Regarding specific bills:
I voted for the Governor's HB 297. This bill closes loopholes that out-of-state corporations have used to evade in-state taxes.
I voted against the Governor's HB1467. This package raises $650 million from Marylanders by increasing a variety of taxes and fees related to motor vehicles including a $46 per car registration tax. The car tax hits everyone who drives equally, whether they drive a little or a lot. I also did not support the Governor's HB 869 which would have raised various fees/taxes including, for example, one on teacher certification (raising their fee from $10 to $75) and one on nursing homes. These fees would target those who educate our children and vulnerable elderly.
I voted for the Governor's HB555, better known as the "flush tax." This bill increases charges for septic systems and sewers, with the funds going to clean up our waste water system. I believe this worthwhile cause justifies the expense. We are all responsible to insure clean water.

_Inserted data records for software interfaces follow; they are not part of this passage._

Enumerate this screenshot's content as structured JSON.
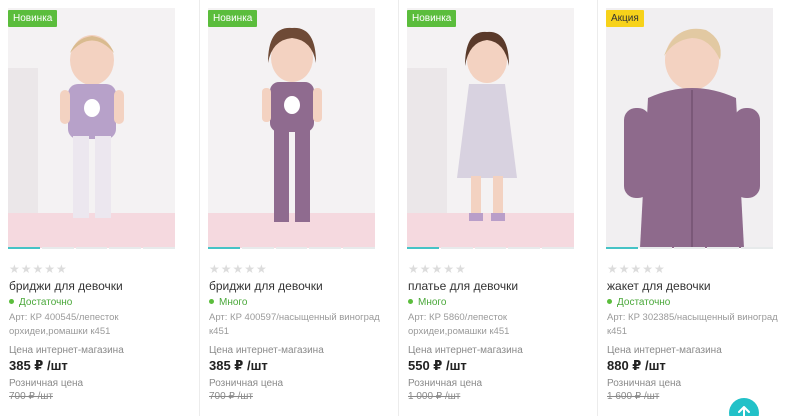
{
  "products": [
    {
      "badge": "Новинка",
      "badge_type": "new",
      "rating_stars": "★★★★★",
      "title": "бриджи для девочки",
      "stock": "Достаточно",
      "article": "Арт: КР 400545/лепесток орхидеи,ромашки к451",
      "price_label": "Цена интернет-магазина",
      "price": "385 ₽ /шт",
      "retail_label": "Розничная цена",
      "retail_price": "700 ₽ /шт",
      "garment_color": "#b7a1c9",
      "image_icon": "girl-in-top-and-leggings-photo"
    },
    {
      "badge": "Новинка",
      "badge_type": "new",
      "rating_stars": "★★★★★",
      "title": "бриджи для девочки",
      "stock": "Много",
      "article": "Арт: КР 400597/насыщенный виноград к451",
      "price_label": "Цена интернет-магазина",
      "price": "385 ₽ /шт",
      "retail_label": "Розничная цена",
      "retail_price": "700 ₽ /шт",
      "garment_color": "#8f6b8f",
      "image_icon": "girl-in-purple-set-photo"
    },
    {
      "badge": "Новинка",
      "badge_type": "new",
      "rating_stars": "★★★★★",
      "title": "платье для девочки",
      "stock": "Много",
      "article": "Арт: КР 5860/лепесток орхидеи,ромашки к451",
      "price_label": "Цена интернет-магазина",
      "price": "550 ₽ /шт",
      "retail_label": "Розничная цена",
      "retail_price": "1 000 ₽ /шт",
      "garment_color": "#d8d2e0",
      "image_icon": "girl-in-dress-photo"
    },
    {
      "badge": "Акция",
      "badge_type": "sale",
      "rating_stars": "★★★★★",
      "title": "жакет для девочки",
      "stock": "Достаточно",
      "article": "Арт: КР 302385/насыщенный виноград к451",
      "price_label": "Цена интернет-магазина",
      "price": "880 ₽ /шт",
      "retail_label": "Розничная цена",
      "retail_price": "1 600 ₽ /шт",
      "garment_color": "#8e6a8c",
      "image_icon": "girl-in-jacket-photo"
    }
  ],
  "colors": {
    "badge_new": "#5bbd3c",
    "badge_sale": "#f7d21a",
    "accent": "#22c1c8",
    "in_stock": "#4aa83a"
  },
  "scroll_top_icon": "arrow-up-icon"
}
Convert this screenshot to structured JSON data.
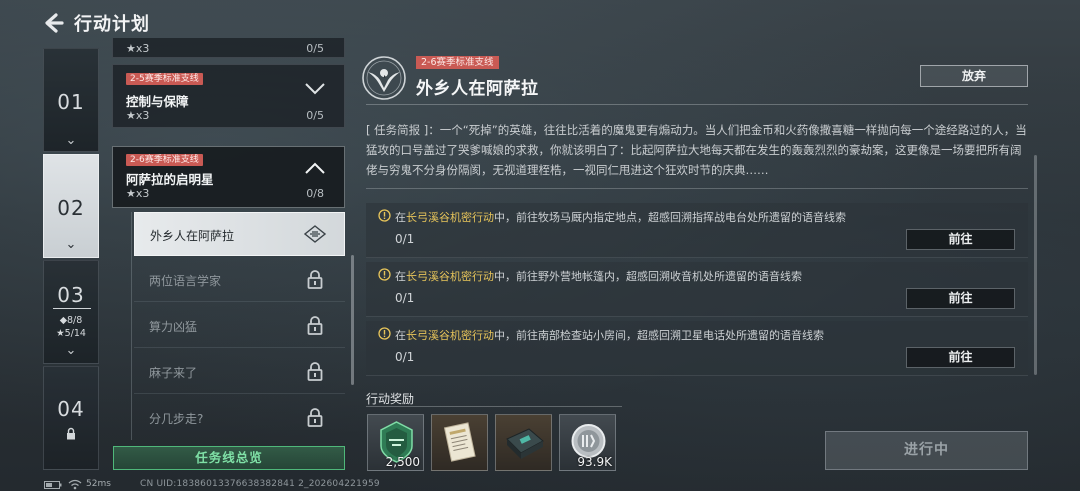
{
  "header": {
    "title": "行动计划"
  },
  "chapters": [
    {
      "number": "01"
    },
    {
      "number": "02"
    },
    {
      "number": "03",
      "stat_diamond": "◆8/8",
      "stat_star": "★5/14"
    },
    {
      "number": "04"
    }
  ],
  "missions": {
    "top_partial": {
      "stars": "★x3",
      "progress": "0/5"
    },
    "control": {
      "tag": "2-5赛季标准支线",
      "name": "控制与保障",
      "stars": "★x3",
      "progress": "0/5"
    },
    "expanded": {
      "tag": "2-6赛季标准支线",
      "name": "阿萨拉的启明星",
      "stars": "★x3",
      "progress": "0/8"
    },
    "sub_items": [
      {
        "label": "外乡人在阿萨拉"
      },
      {
        "label": "两位语言学家"
      },
      {
        "label": "算力凶猛"
      },
      {
        "label": "麻子来了"
      },
      {
        "label": "分几步走?"
      }
    ],
    "overview_label": "任务线总览"
  },
  "detail": {
    "tag": "2-6赛季标准支线",
    "title": "外乡人在阿萨拉",
    "abandon_label": "放弃",
    "brief": "[ 任务简报 ]：一个“死掉”的英雄，往往比活着的魔鬼更有煽动力。当人们把金币和火药像撒喜糖一样抛向每一个途经路过的人，当猛攻的口号盖过了哭爹喊娘的求救，你就该明白了：比起阿萨拉大地每天都在发生的轰轰烈烈的豪劫案，这更像是一场要把所有阔佬与穷鬼不分身份隔阂，无视道理桎梏，一视同仁甩进这个狂欢时节的庆典……",
    "objectives": [
      {
        "highlight": "长弓溪谷机密行动",
        "prefix": "在",
        "text": "中，前往牧场马厩内指定地点，超感回溯指挥战电台处所遗留的语音线索",
        "progress": "0/1",
        "button": "前往"
      },
      {
        "highlight": "长弓溪谷机密行动",
        "prefix": "在",
        "text": "中，前往野外营地帐篷内，超感回溯收音机处所遗留的语音线索",
        "progress": "0/1",
        "button": "前往"
      },
      {
        "highlight": "长弓溪谷机密行动",
        "prefix": "在",
        "text": "中，前往南部检查站小房间，超感回溯卫星电话处所遗留的语音线索",
        "progress": "0/1",
        "button": "前往"
      }
    ],
    "rewards_title": "行动奖励",
    "rewards": [
      {
        "icon": "green-badge-icon",
        "qty": "2,500"
      },
      {
        "icon": "document-icon",
        "qty": ""
      },
      {
        "icon": "device-case-icon",
        "qty": ""
      },
      {
        "icon": "silver-coin-icon",
        "qty": "93.9K"
      }
    ],
    "status_button": "进行中"
  },
  "status_bar": {
    "ping": "52ms",
    "uid": "CN UID:18386013376638382841 2_202604221959"
  },
  "colors": {
    "tag_red": "#c95a54",
    "highlight_yellow": "#e6c45a",
    "accent_green": "#4fb87a"
  }
}
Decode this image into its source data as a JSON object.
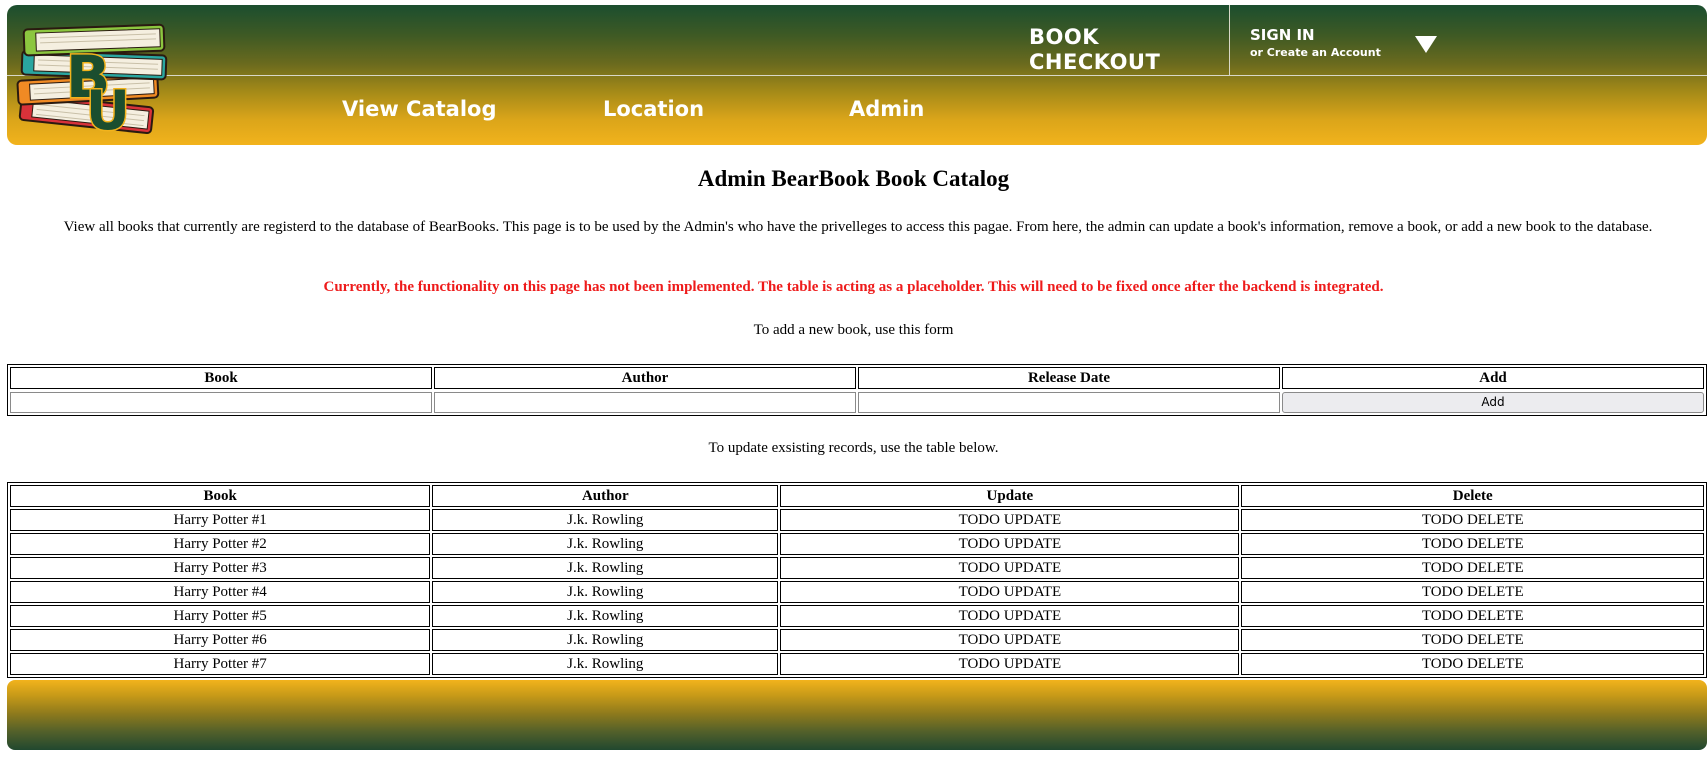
{
  "header": {
    "brand_title": "BOOK\nCHECKOUT",
    "signin_label": "SIGN IN",
    "create_account_label": "or Create an Account",
    "logo_letters": "BU",
    "nav": [
      {
        "label": "View Catalog"
      },
      {
        "label": "Location"
      },
      {
        "label": "Admin"
      }
    ]
  },
  "main": {
    "title": "Admin BearBook Book Catalog",
    "intro": "View all books that currently are registerd to the database of BearBooks. This page is to be used by the Admin's who have the privelleges to access this pagae. From here, the admin can update a book's information, remove a book, or add a new book to the database.",
    "warning": "Currently, the functionality on this page has not been implemented. The table is acting as a placeholder. This will need to be fixed once after the backend is integrated.",
    "form_caption": "To add a new book, use this form",
    "update_caption": "To update exsisting records, use the table below."
  },
  "add_form": {
    "headers": [
      "Book",
      "Author",
      "Release Date",
      "Add"
    ],
    "book_value": "",
    "author_value": "",
    "release_date_value": "",
    "add_button_label": "Add"
  },
  "records": {
    "headers": [
      "Book",
      "Author",
      "Update",
      "Delete"
    ],
    "rows": [
      {
        "book": "Harry Potter #1",
        "author": "J.k. Rowling",
        "update": "TODO UPDATE",
        "delete": "TODO DELETE"
      },
      {
        "book": "Harry Potter #2",
        "author": "J.k. Rowling",
        "update": "TODO UPDATE",
        "delete": "TODO DELETE"
      },
      {
        "book": "Harry Potter #3",
        "author": "J.k. Rowling",
        "update": "TODO UPDATE",
        "delete": "TODO DELETE"
      },
      {
        "book": "Harry Potter #4",
        "author": "J.k. Rowling",
        "update": "TODO UPDATE",
        "delete": "TODO DELETE"
      },
      {
        "book": "Harry Potter #5",
        "author": "J.k. Rowling",
        "update": "TODO UPDATE",
        "delete": "TODO DELETE"
      },
      {
        "book": "Harry Potter #6",
        "author": "J.k. Rowling",
        "update": "TODO UPDATE",
        "delete": "TODO DELETE"
      },
      {
        "book": "Harry Potter #7",
        "author": "J.k. Rowling",
        "update": "TODO UPDATE",
        "delete": "TODO DELETE"
      }
    ]
  },
  "colors": {
    "brand_green": "#1b4e2f",
    "brand_gold": "#f2b31c",
    "warning_red": "#ee1b1b"
  },
  "icons": {
    "logo": "book-stack-logo-icon",
    "account_menu": "caret-down-icon"
  }
}
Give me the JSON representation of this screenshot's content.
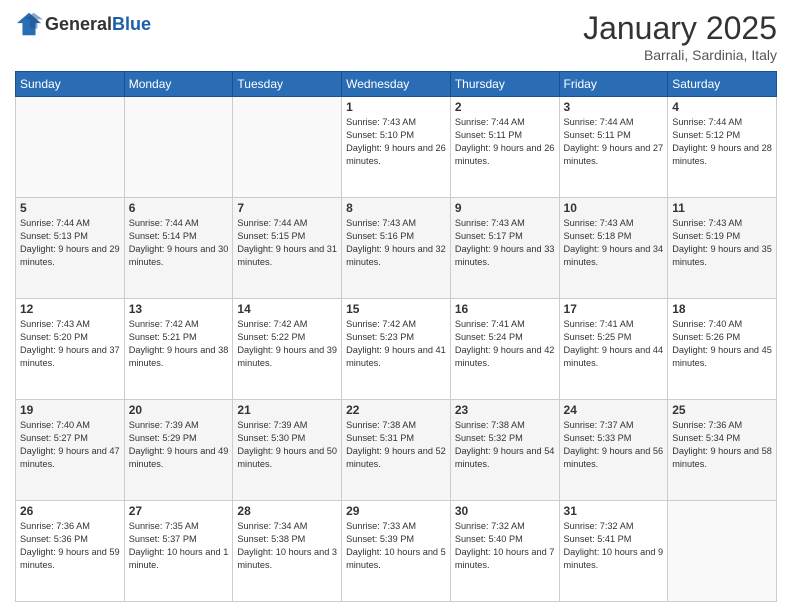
{
  "header": {
    "logo_general": "General",
    "logo_blue": "Blue",
    "month_title": "January 2025",
    "location": "Barrali, Sardinia, Italy"
  },
  "weekdays": [
    "Sunday",
    "Monday",
    "Tuesday",
    "Wednesday",
    "Thursday",
    "Friday",
    "Saturday"
  ],
  "weeks": [
    [
      {
        "day": "",
        "info": ""
      },
      {
        "day": "",
        "info": ""
      },
      {
        "day": "",
        "info": ""
      },
      {
        "day": "1",
        "info": "Sunrise: 7:43 AM\nSunset: 5:10 PM\nDaylight: 9 hours and 26 minutes."
      },
      {
        "day": "2",
        "info": "Sunrise: 7:44 AM\nSunset: 5:11 PM\nDaylight: 9 hours and 26 minutes."
      },
      {
        "day": "3",
        "info": "Sunrise: 7:44 AM\nSunset: 5:11 PM\nDaylight: 9 hours and 27 minutes."
      },
      {
        "day": "4",
        "info": "Sunrise: 7:44 AM\nSunset: 5:12 PM\nDaylight: 9 hours and 28 minutes."
      }
    ],
    [
      {
        "day": "5",
        "info": "Sunrise: 7:44 AM\nSunset: 5:13 PM\nDaylight: 9 hours and 29 minutes."
      },
      {
        "day": "6",
        "info": "Sunrise: 7:44 AM\nSunset: 5:14 PM\nDaylight: 9 hours and 30 minutes."
      },
      {
        "day": "7",
        "info": "Sunrise: 7:44 AM\nSunset: 5:15 PM\nDaylight: 9 hours and 31 minutes."
      },
      {
        "day": "8",
        "info": "Sunrise: 7:43 AM\nSunset: 5:16 PM\nDaylight: 9 hours and 32 minutes."
      },
      {
        "day": "9",
        "info": "Sunrise: 7:43 AM\nSunset: 5:17 PM\nDaylight: 9 hours and 33 minutes."
      },
      {
        "day": "10",
        "info": "Sunrise: 7:43 AM\nSunset: 5:18 PM\nDaylight: 9 hours and 34 minutes."
      },
      {
        "day": "11",
        "info": "Sunrise: 7:43 AM\nSunset: 5:19 PM\nDaylight: 9 hours and 35 minutes."
      }
    ],
    [
      {
        "day": "12",
        "info": "Sunrise: 7:43 AM\nSunset: 5:20 PM\nDaylight: 9 hours and 37 minutes."
      },
      {
        "day": "13",
        "info": "Sunrise: 7:42 AM\nSunset: 5:21 PM\nDaylight: 9 hours and 38 minutes."
      },
      {
        "day": "14",
        "info": "Sunrise: 7:42 AM\nSunset: 5:22 PM\nDaylight: 9 hours and 39 minutes."
      },
      {
        "day": "15",
        "info": "Sunrise: 7:42 AM\nSunset: 5:23 PM\nDaylight: 9 hours and 41 minutes."
      },
      {
        "day": "16",
        "info": "Sunrise: 7:41 AM\nSunset: 5:24 PM\nDaylight: 9 hours and 42 minutes."
      },
      {
        "day": "17",
        "info": "Sunrise: 7:41 AM\nSunset: 5:25 PM\nDaylight: 9 hours and 44 minutes."
      },
      {
        "day": "18",
        "info": "Sunrise: 7:40 AM\nSunset: 5:26 PM\nDaylight: 9 hours and 45 minutes."
      }
    ],
    [
      {
        "day": "19",
        "info": "Sunrise: 7:40 AM\nSunset: 5:27 PM\nDaylight: 9 hours and 47 minutes."
      },
      {
        "day": "20",
        "info": "Sunrise: 7:39 AM\nSunset: 5:29 PM\nDaylight: 9 hours and 49 minutes."
      },
      {
        "day": "21",
        "info": "Sunrise: 7:39 AM\nSunset: 5:30 PM\nDaylight: 9 hours and 50 minutes."
      },
      {
        "day": "22",
        "info": "Sunrise: 7:38 AM\nSunset: 5:31 PM\nDaylight: 9 hours and 52 minutes."
      },
      {
        "day": "23",
        "info": "Sunrise: 7:38 AM\nSunset: 5:32 PM\nDaylight: 9 hours and 54 minutes."
      },
      {
        "day": "24",
        "info": "Sunrise: 7:37 AM\nSunset: 5:33 PM\nDaylight: 9 hours and 56 minutes."
      },
      {
        "day": "25",
        "info": "Sunrise: 7:36 AM\nSunset: 5:34 PM\nDaylight: 9 hours and 58 minutes."
      }
    ],
    [
      {
        "day": "26",
        "info": "Sunrise: 7:36 AM\nSunset: 5:36 PM\nDaylight: 9 hours and 59 minutes."
      },
      {
        "day": "27",
        "info": "Sunrise: 7:35 AM\nSunset: 5:37 PM\nDaylight: 10 hours and 1 minute."
      },
      {
        "day": "28",
        "info": "Sunrise: 7:34 AM\nSunset: 5:38 PM\nDaylight: 10 hours and 3 minutes."
      },
      {
        "day": "29",
        "info": "Sunrise: 7:33 AM\nSunset: 5:39 PM\nDaylight: 10 hours and 5 minutes."
      },
      {
        "day": "30",
        "info": "Sunrise: 7:32 AM\nSunset: 5:40 PM\nDaylight: 10 hours and 7 minutes."
      },
      {
        "day": "31",
        "info": "Sunrise: 7:32 AM\nSunset: 5:41 PM\nDaylight: 10 hours and 9 minutes."
      },
      {
        "day": "",
        "info": ""
      }
    ]
  ]
}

Last, after careful consideration, I voted for the House revenue plan, SB508. While I did not like every aspect of this approach, I concluded that, on balance, it was the most reasonable way to closing the budget shortfall. The 1 cent increase in sales tax is earmarked to education via the Thornton Education Trust Fund, something the vast majority of District 11 constituents support. Please note that 25% of the state's sales tax revenue is paid by non-Marylanders, people who make purchases while visiting or traveling through the state. Conversely, the bill significantly cuts the state's property tax rate by 63%, a fee paid only by Marylanders, and the bill increases the Earned Income Tax credit, something that helps middle and lower-middle income citizens. The bill increases the vehicle titling tax from 5% to 6%, but I did vote for an amendment that would exempt this for trade-in value.
Regarding slots, I am awaiting the final version of a slots bill before making my decision.
Experts and economists on both sides of the issue have presented compelling arguments as to why slots are good or bad for the state. I have reviewed all the information and am listening closely to all sides. The devil is clearly in the details regarding ownership, operation, location, infrastructure cost, social consequences, cost-benefit analysis, and revenue distribution.
These are times of tremendous fiscal challenge. I strive to listen to all constituents and do what I think is best for District 11 and the entire state. Again, my focus is on improving government efficiency in procurement. There is more money to be saved here than is the subject of tax/fee/spending debates combined. Many constituents have offered valuable ideas on saving money, and these have been incorporated into bills and policy. If you have any ideas about this, I invite you to share them with me.
Please continue to stay in touch.
Dan K. Morhaim, M.D.
Delegate, District 11